Go through the entries below and tally the lines containing the string "dimension"; report only the tally.

##### MATERIAL PROVIDED #####

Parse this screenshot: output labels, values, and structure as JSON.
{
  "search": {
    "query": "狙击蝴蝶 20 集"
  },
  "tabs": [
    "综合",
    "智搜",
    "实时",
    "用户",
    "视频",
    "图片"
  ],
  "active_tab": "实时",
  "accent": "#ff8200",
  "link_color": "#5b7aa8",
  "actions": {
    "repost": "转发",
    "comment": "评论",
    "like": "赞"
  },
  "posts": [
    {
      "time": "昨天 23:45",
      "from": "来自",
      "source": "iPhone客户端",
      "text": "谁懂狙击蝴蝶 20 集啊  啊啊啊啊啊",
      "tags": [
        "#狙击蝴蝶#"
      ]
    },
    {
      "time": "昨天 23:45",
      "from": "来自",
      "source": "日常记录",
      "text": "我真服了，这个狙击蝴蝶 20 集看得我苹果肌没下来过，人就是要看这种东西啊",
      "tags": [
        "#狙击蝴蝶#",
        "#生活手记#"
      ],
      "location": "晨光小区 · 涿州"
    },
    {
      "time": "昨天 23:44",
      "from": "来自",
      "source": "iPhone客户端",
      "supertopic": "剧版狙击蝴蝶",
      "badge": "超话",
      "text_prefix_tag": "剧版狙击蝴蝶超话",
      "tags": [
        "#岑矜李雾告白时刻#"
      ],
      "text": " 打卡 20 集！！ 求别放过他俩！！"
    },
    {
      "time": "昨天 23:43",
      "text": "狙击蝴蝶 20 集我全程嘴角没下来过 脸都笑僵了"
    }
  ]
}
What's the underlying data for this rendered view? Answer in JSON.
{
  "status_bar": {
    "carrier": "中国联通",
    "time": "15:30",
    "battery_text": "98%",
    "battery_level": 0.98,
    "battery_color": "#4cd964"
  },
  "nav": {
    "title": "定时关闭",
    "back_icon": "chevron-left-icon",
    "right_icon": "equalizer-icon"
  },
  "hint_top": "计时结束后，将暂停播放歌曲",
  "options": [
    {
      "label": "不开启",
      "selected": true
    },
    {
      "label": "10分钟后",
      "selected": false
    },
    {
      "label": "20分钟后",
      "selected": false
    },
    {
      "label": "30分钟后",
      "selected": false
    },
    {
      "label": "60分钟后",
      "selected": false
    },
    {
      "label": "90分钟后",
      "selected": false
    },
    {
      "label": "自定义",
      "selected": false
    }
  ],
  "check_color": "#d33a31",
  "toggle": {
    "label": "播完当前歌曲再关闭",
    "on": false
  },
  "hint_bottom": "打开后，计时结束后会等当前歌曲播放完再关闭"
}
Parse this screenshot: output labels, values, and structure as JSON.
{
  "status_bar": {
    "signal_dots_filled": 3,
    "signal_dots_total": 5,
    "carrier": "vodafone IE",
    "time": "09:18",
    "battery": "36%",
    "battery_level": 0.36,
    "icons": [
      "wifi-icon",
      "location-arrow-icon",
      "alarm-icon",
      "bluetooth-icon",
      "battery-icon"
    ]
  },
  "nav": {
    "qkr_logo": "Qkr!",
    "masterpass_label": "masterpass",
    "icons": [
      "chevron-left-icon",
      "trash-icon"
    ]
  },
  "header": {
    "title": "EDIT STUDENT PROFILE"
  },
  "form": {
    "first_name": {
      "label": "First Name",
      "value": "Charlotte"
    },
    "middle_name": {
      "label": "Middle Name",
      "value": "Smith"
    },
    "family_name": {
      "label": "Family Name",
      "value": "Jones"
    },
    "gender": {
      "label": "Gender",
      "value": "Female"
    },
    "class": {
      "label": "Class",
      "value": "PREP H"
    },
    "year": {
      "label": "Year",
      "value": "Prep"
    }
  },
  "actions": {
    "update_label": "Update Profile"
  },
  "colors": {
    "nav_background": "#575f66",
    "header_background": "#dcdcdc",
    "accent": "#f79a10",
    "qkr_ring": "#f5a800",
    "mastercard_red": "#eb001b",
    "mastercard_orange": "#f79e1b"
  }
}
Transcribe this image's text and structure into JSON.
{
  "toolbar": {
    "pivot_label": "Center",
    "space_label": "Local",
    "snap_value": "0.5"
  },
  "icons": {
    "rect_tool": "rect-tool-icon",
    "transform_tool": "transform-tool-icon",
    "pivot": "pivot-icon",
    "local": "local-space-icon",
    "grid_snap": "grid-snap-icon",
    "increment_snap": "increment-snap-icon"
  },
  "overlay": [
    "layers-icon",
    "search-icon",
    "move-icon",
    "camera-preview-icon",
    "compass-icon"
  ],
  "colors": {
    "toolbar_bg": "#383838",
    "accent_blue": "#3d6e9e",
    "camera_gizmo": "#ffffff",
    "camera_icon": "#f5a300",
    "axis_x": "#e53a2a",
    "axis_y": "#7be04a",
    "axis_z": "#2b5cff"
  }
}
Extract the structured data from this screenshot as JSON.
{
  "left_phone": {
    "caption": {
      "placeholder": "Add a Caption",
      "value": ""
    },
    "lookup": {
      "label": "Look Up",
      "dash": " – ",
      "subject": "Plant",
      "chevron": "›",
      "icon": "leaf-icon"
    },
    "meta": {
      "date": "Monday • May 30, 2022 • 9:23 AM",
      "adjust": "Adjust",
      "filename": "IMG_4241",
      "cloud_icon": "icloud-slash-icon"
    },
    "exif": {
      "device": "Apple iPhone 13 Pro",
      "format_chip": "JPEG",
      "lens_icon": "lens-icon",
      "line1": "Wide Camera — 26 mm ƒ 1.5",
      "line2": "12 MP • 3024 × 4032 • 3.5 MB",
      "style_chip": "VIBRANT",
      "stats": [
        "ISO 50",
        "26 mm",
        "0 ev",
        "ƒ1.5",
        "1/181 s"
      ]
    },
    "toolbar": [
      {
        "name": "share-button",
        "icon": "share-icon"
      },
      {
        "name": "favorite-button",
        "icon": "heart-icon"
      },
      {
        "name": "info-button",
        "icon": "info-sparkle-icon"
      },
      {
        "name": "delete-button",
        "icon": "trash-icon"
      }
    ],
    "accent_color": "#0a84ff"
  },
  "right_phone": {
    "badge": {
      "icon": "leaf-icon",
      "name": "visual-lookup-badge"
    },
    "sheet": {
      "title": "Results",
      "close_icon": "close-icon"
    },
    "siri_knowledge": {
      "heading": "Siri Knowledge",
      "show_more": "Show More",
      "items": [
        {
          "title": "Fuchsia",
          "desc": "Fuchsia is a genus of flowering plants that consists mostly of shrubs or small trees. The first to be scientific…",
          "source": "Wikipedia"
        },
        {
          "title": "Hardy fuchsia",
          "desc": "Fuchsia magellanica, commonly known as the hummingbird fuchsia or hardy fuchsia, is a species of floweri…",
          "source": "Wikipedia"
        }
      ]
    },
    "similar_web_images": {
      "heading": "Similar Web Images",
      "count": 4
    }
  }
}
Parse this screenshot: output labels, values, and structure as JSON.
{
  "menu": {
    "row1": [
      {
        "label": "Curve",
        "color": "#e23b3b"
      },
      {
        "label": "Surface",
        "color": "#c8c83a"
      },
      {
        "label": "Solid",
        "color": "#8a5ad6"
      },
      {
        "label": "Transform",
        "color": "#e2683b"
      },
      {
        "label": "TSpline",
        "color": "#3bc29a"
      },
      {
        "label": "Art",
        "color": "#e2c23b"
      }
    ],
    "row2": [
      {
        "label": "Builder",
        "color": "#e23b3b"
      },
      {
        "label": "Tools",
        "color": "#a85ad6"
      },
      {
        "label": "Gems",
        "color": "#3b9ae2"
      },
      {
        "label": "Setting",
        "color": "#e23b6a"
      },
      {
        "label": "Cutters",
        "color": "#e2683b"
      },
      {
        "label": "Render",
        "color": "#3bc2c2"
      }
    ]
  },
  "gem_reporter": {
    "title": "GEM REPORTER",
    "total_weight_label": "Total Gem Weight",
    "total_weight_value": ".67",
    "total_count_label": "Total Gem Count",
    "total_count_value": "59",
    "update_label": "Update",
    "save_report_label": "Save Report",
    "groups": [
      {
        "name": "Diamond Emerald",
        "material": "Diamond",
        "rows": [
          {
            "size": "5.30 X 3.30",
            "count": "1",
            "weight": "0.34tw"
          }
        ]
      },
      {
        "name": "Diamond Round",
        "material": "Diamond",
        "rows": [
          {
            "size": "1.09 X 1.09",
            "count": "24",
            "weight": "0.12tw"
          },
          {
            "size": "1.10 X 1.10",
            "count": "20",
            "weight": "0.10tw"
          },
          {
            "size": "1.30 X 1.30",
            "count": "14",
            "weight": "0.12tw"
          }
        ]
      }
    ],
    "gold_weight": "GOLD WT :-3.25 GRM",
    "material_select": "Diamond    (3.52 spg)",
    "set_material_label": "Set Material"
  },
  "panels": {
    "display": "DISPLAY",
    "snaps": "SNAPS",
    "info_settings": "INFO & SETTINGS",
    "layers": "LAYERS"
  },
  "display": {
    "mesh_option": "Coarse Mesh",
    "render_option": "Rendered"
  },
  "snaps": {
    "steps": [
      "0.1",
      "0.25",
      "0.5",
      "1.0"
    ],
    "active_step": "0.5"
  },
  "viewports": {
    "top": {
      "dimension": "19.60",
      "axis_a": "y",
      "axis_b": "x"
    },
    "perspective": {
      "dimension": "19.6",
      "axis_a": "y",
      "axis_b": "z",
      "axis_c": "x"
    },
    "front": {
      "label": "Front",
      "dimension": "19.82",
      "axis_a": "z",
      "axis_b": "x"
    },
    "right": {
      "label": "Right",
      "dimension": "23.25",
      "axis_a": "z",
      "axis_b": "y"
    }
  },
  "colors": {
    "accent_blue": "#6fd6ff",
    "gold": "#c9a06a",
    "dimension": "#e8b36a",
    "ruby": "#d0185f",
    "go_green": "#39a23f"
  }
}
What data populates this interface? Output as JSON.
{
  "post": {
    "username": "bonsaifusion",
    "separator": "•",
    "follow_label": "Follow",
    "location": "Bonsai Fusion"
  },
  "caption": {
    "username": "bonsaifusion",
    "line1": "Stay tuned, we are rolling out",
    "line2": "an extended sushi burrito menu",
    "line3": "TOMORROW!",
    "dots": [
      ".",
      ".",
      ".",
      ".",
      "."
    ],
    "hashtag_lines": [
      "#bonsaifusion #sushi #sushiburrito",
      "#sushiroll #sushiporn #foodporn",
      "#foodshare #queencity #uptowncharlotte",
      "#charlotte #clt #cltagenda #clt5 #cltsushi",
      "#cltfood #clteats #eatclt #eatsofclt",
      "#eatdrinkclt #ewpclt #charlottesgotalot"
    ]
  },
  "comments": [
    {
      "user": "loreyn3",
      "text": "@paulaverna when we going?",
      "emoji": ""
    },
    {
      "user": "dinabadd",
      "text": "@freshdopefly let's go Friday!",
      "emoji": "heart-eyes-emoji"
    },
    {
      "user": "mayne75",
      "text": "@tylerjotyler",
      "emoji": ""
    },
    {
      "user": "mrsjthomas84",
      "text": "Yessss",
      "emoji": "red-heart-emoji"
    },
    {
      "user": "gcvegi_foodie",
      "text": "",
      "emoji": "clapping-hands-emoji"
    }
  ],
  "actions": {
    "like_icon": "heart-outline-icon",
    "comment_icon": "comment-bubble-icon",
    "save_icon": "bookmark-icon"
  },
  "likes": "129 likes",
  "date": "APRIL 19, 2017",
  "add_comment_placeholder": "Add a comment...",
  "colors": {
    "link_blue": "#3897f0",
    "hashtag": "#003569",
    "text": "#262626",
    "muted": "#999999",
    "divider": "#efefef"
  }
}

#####

» **SOLUTION FOR THIS EXERCISE**
5